Assignment.
Report how many lines in the records that follow have the word "label" in them, giving the number and nothing more.

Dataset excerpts
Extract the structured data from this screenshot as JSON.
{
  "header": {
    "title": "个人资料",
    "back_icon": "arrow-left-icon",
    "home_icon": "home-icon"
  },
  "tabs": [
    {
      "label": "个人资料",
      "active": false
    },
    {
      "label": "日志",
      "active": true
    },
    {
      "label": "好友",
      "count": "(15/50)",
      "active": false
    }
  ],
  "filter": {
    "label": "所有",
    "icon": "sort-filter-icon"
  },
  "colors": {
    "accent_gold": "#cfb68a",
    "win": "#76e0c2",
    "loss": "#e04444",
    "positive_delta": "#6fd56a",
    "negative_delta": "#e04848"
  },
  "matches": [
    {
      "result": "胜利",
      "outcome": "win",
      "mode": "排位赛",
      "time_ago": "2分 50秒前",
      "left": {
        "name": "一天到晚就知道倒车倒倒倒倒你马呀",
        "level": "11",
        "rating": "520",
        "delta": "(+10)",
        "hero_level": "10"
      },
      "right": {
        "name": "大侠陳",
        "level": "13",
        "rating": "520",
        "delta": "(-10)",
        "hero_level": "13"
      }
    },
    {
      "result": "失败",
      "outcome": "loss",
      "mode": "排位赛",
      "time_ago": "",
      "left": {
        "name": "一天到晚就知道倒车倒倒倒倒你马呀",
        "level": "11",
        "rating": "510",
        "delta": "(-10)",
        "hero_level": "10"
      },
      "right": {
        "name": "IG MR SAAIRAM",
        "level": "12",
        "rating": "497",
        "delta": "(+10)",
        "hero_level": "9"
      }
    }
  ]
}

Output below.
4